A reader asked me a question about student stress, referring to it as hitting “a wall” in learning. The person said: “On the surface, and without the benefit of knowing the author’s definition of this ‘wall,’ would you agree with this situation, especially regarding high school students today?”
Here is how I responded about student stress and “the wall”:
Yes. I have witnessed this from my experiences as a high school teacher, high school counselor, high school assistant principal, and high school principal.
As youngsters move up to higher grades, less emphasis is placed on learning skills and collaboration and more is placed on competition. We can see this in how teachers ask questions and the emphasis on grades. For example, every time a teacher asks a question and hands are raised to answer, students are competing against each other for the teacher’s attention. This results in student stress. Collaboration, as I show in my book, is a much more effective approach for improving learning.

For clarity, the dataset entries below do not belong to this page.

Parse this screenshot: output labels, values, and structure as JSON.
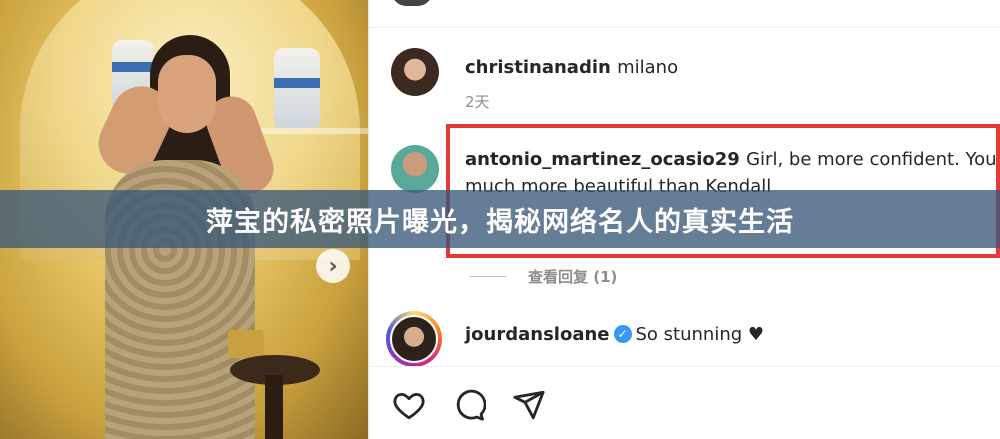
{
  "banner": {
    "title": "萍宝的私密照片曝光，揭秘网络名人的真实生活"
  },
  "photo": {
    "next_glyph": "›"
  },
  "comments": [
    {
      "username": "christinanadin",
      "text": "milano",
      "time": "2天"
    },
    {
      "username": "antonio_martinez_ocasio29",
      "text": "Girl, be more confident. You're",
      "text_line2": "much more beautiful than Kendall",
      "view_replies": "查看回复 (1)"
    },
    {
      "username": "jourdansloane",
      "verified": true,
      "text": "So stunning ♥"
    }
  ],
  "icons": {
    "like": "heart-icon",
    "comment": "comment-icon",
    "share": "share-icon",
    "verified": "verified-badge-icon"
  },
  "colors": {
    "highlight": "#e53935",
    "verified": "#3897f0",
    "banner": "#3a5878"
  }
}
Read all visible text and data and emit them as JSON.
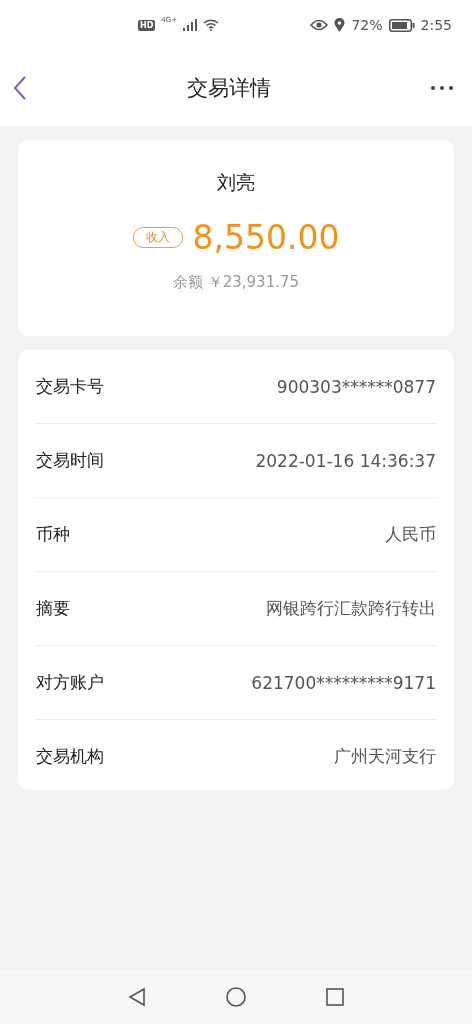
{
  "status_bar": {
    "hd": "HD",
    "network": "4G+",
    "battery": "72%",
    "time": "2:55"
  },
  "header": {
    "title": "交易详情"
  },
  "summary": {
    "name": "刘亮",
    "badge": "收入",
    "amount": "8,550.00",
    "balance_label": "余额",
    "balance": "￥23,931.75"
  },
  "details": [
    {
      "label": "交易卡号",
      "value": "900303******0877"
    },
    {
      "label": "交易时间",
      "value": "2022-01-16 14:36:37"
    },
    {
      "label": "币种",
      "value": "人民币"
    },
    {
      "label": "摘要",
      "value": "网银跨行汇款跨行转出"
    },
    {
      "label": "对方账户",
      "value": "621700*********9171"
    },
    {
      "label": "交易机构",
      "value": "广州天河支行"
    }
  ]
}
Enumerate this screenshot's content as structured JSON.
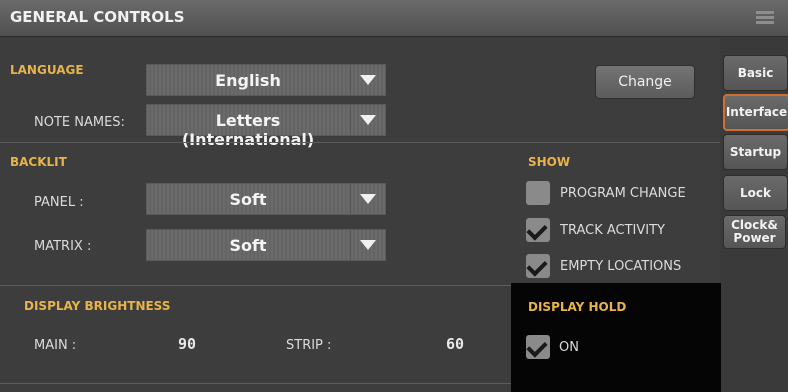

Also, in the last few decades, emphasis on those factors aimed at self-improvement (as noted by Washington, Jefferson, and Franklin) have rarely been emphasized in meaningful ways. Yes, we may see their platitudes displayed on classroom posters. Generally, though, posters do not teach. Of course there are some exceptions. In the corner of my high school campus was a sign that was there all through my three years: “Achieve the Honorable.” That sign is no longer in front of Hollywood High School.
Today’s students think they have good character if they help pick up trash and are environmentally aware—even though they may show little respect to their own parents.
The reason that I use “Level D” Democracy in the Levels of Development is that democracy and responsibility (taking initiative to do the right thing) are inseparable.
So, I think that the emphasis on competition to youth who never find themselves in the winner’s circle when they compete and the emphasis on rights over responsibilities are two reasons that we see so much student stress in high school and why students hit the “wall.”
If you’re looking for stress management advice, check out the book Live Without Stress: How to Enjoy the Journey.